- [GIVEN INFORMATION]
::::::
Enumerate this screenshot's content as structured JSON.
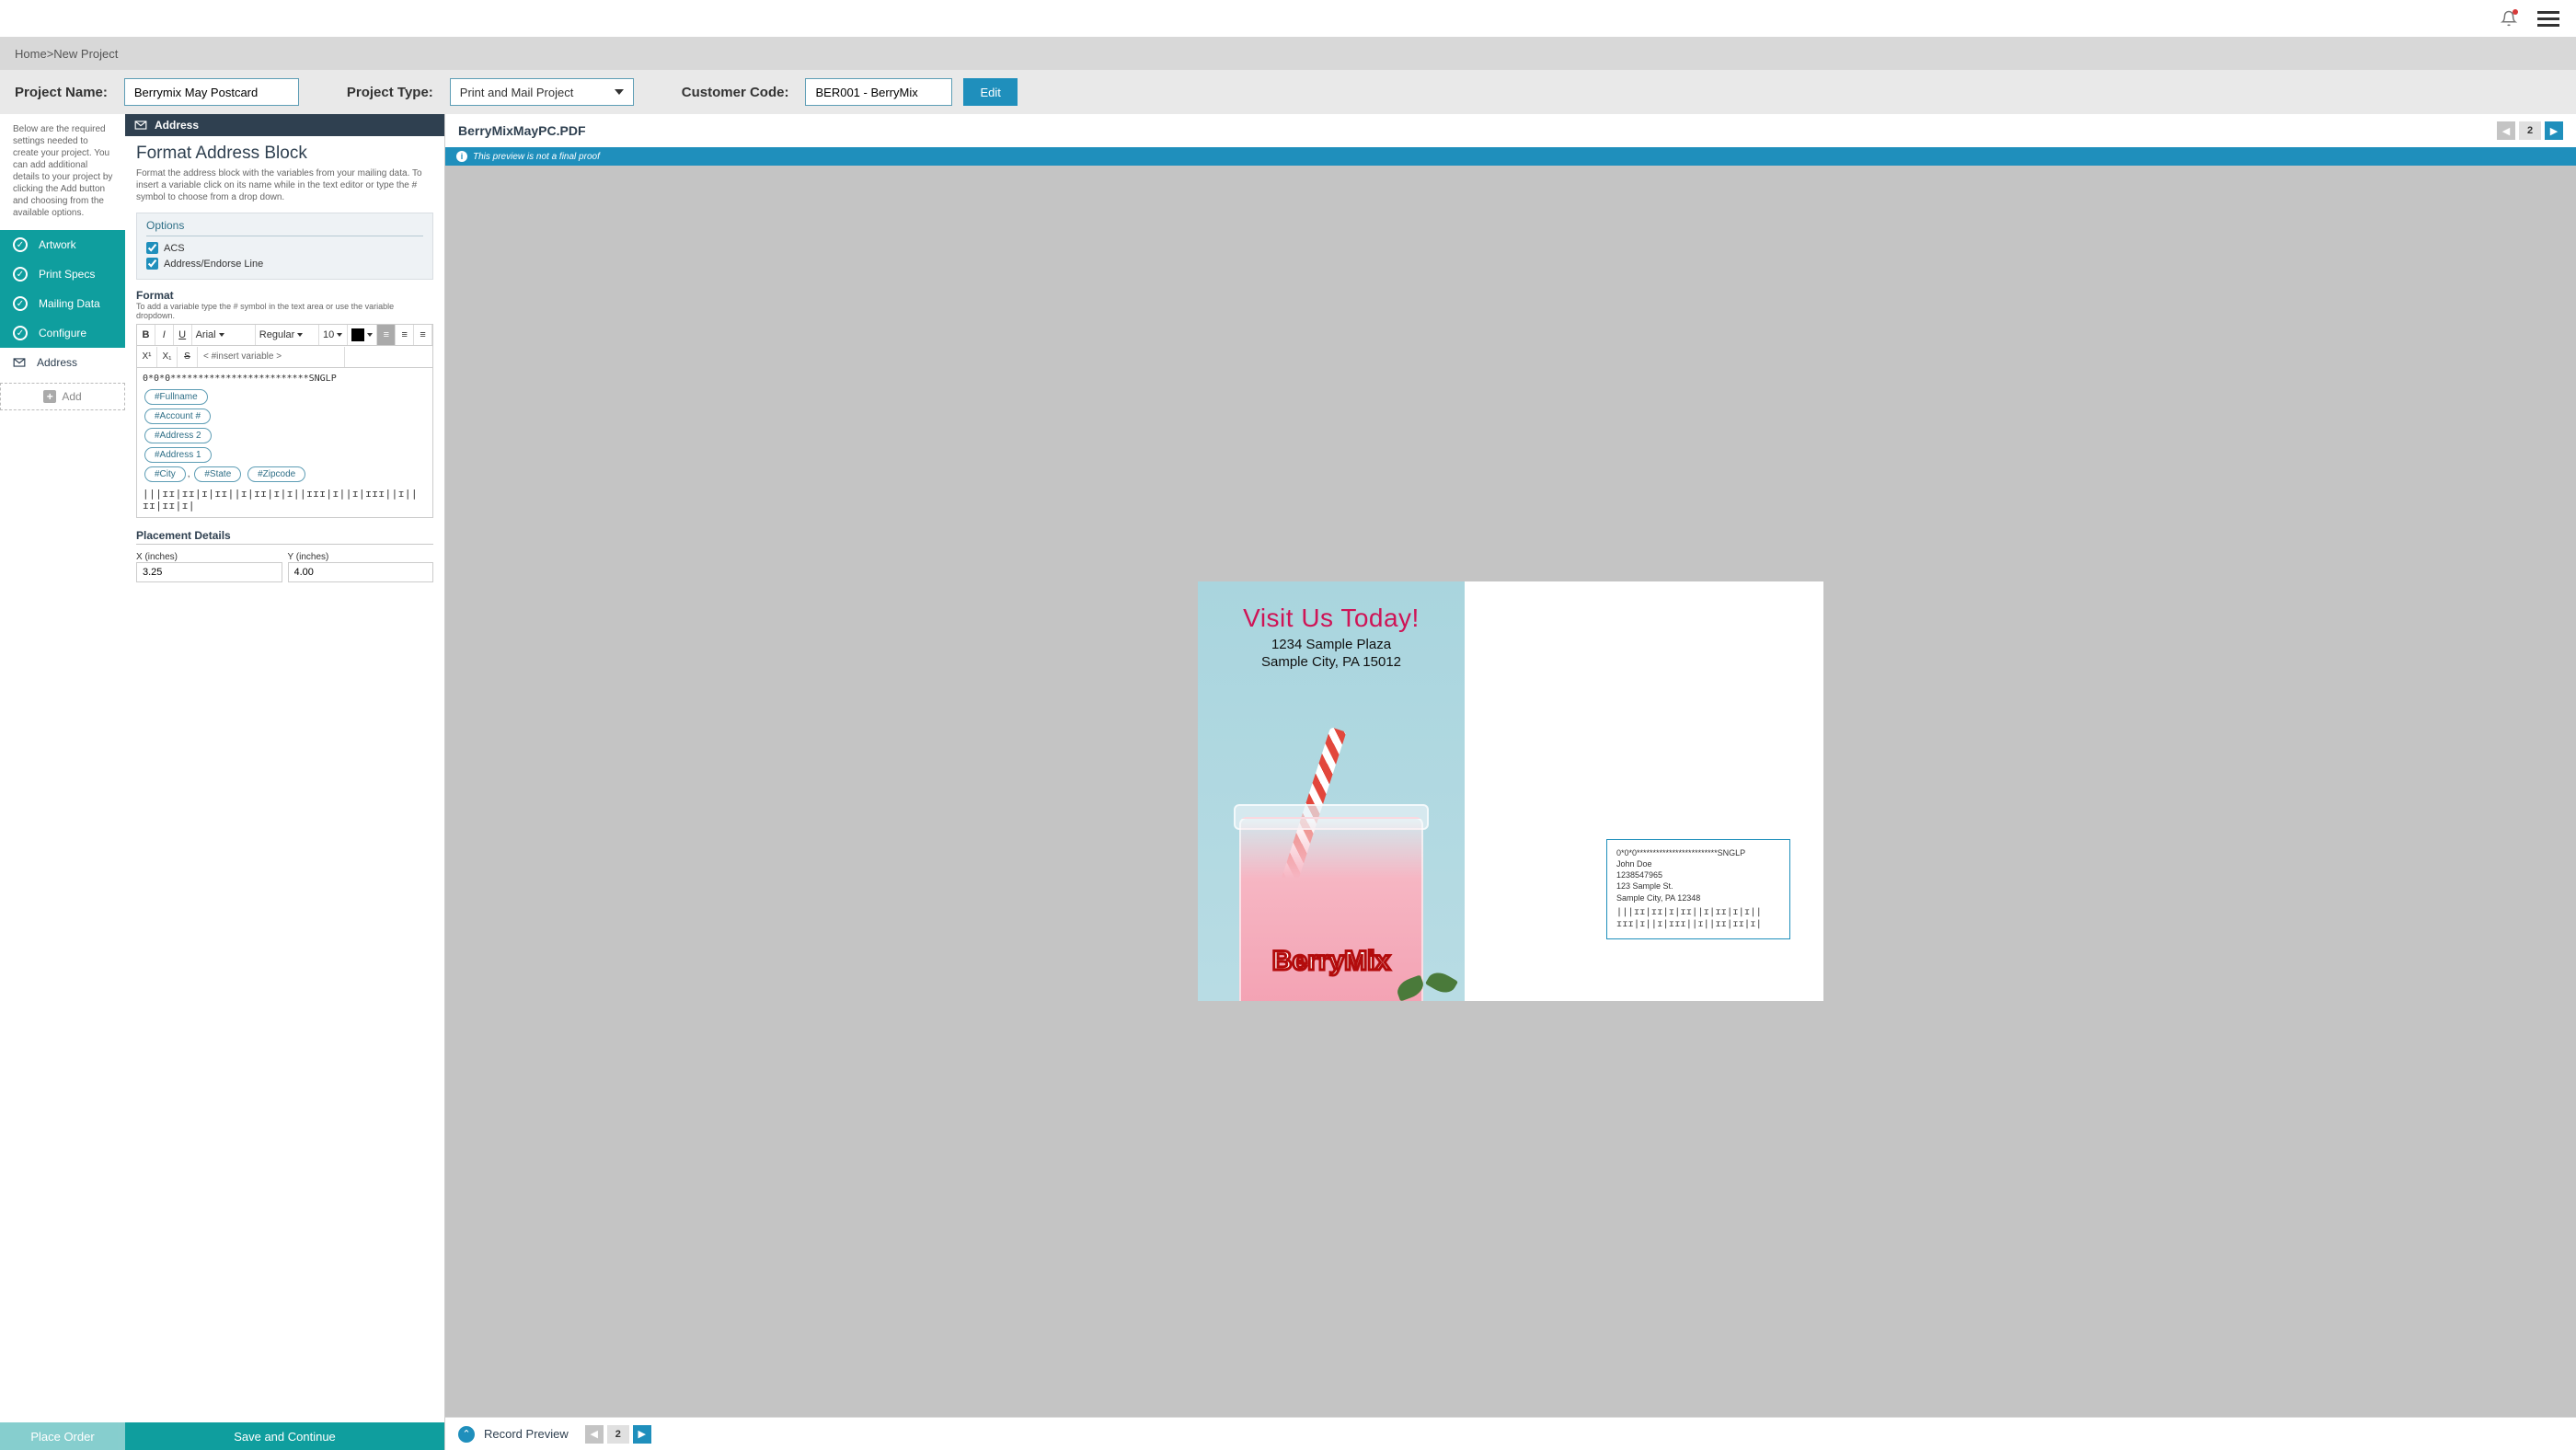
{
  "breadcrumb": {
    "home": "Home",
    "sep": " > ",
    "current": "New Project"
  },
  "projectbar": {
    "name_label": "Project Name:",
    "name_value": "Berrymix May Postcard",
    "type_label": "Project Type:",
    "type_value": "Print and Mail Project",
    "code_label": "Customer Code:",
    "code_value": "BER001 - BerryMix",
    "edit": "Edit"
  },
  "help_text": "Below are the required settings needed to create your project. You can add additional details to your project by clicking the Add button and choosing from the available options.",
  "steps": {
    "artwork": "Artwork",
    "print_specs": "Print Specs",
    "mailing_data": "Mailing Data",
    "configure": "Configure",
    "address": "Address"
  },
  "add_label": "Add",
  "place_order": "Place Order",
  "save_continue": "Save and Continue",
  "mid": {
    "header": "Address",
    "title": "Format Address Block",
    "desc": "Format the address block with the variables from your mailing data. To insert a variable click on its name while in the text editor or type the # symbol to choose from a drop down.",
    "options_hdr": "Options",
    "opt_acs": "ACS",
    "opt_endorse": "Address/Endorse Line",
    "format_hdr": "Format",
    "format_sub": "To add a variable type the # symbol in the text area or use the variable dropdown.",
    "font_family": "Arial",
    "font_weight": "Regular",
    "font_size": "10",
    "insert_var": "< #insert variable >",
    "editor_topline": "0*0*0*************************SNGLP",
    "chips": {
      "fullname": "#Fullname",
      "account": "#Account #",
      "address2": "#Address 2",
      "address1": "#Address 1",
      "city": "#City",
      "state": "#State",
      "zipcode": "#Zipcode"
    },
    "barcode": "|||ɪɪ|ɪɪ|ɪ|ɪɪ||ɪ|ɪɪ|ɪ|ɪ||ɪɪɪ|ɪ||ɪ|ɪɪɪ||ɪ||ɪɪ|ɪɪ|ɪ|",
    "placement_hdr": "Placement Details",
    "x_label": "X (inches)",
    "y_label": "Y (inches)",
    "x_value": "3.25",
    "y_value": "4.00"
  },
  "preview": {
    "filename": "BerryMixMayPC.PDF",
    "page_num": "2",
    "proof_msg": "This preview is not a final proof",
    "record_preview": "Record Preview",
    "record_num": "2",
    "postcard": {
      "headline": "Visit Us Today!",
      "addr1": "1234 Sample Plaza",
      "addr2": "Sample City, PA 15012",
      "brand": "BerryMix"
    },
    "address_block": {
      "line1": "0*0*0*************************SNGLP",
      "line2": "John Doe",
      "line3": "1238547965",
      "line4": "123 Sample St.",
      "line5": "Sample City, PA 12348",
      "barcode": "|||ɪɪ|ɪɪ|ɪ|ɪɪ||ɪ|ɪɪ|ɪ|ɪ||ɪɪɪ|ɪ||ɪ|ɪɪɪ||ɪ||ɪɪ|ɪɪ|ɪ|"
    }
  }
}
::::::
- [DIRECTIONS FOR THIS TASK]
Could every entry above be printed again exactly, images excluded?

- [YOUR SOLUTION]
Enumerate this screenshot's content as structured JSON.
{
  "breadcrumb": {
    "home": "Home",
    "sep": " > ",
    "current": "New Project"
  },
  "projectbar": {
    "name_label": "Project Name:",
    "name_value": "Berrymix May Postcard",
    "type_label": "Project Type:",
    "type_value": "Print and Mail Project",
    "code_label": "Customer Code:",
    "code_value": "BER001 - BerryMix",
    "edit": "Edit"
  },
  "help_text": "Below are the required settings needed to create your project. You can add additional details to your project by clicking the Add button and choosing from the available options.",
  "steps": {
    "artwork": "Artwork",
    "print_specs": "Print Specs",
    "mailing_data": "Mailing Data",
    "configure": "Configure",
    "address": "Address"
  },
  "add_label": "Add",
  "place_order": "Place Order",
  "save_continue": "Save and Continue",
  "mid": {
    "header": "Address",
    "title": "Format Address Block",
    "desc": "Format the address block with the variables from your mailing data. To insert a variable click on its name while in the text editor or type the # symbol to choose from a drop down.",
    "options_hdr": "Options",
    "opt_acs": "ACS",
    "opt_endorse": "Address/Endorse Line",
    "format_hdr": "Format",
    "format_sub": "To add a variable type the # symbol in the text area or use the variable dropdown.",
    "font_family": "Arial",
    "font_weight": "Regular",
    "font_size": "10",
    "insert_var": "< #insert variable >",
    "editor_topline": "0*0*0*************************SNGLP",
    "chips": {
      "fullname": "#Fullname",
      "account": "#Account #",
      "address2": "#Address 2",
      "address1": "#Address 1",
      "city": "#City",
      "state": "#State",
      "zipcode": "#Zipcode"
    },
    "barcode": "|||ɪɪ|ɪɪ|ɪ|ɪɪ||ɪ|ɪɪ|ɪ|ɪ||ɪɪɪ|ɪ||ɪ|ɪɪɪ||ɪ||ɪɪ|ɪɪ|ɪ|",
    "placement_hdr": "Placement Details",
    "x_label": "X (inches)",
    "y_label": "Y (inches)",
    "x_value": "3.25",
    "y_value": "4.00"
  },
  "preview": {
    "filename": "BerryMixMayPC.PDF",
    "page_num": "2",
    "proof_msg": "This preview is not a final proof",
    "record_preview": "Record Preview",
    "record_num": "2",
    "postcard": {
      "headline": "Visit Us Today!",
      "addr1": "1234 Sample Plaza",
      "addr2": "Sample City, PA 15012",
      "brand": "BerryMix"
    },
    "address_block": {
      "line1": "0*0*0*************************SNGLP",
      "line2": "John Doe",
      "line3": "1238547965",
      "line4": "123 Sample St.",
      "line5": "Sample City, PA 12348",
      "barcode": "|||ɪɪ|ɪɪ|ɪ|ɪɪ||ɪ|ɪɪ|ɪ|ɪ||ɪɪɪ|ɪ||ɪ|ɪɪɪ||ɪ||ɪɪ|ɪɪ|ɪ|"
    }
  }
}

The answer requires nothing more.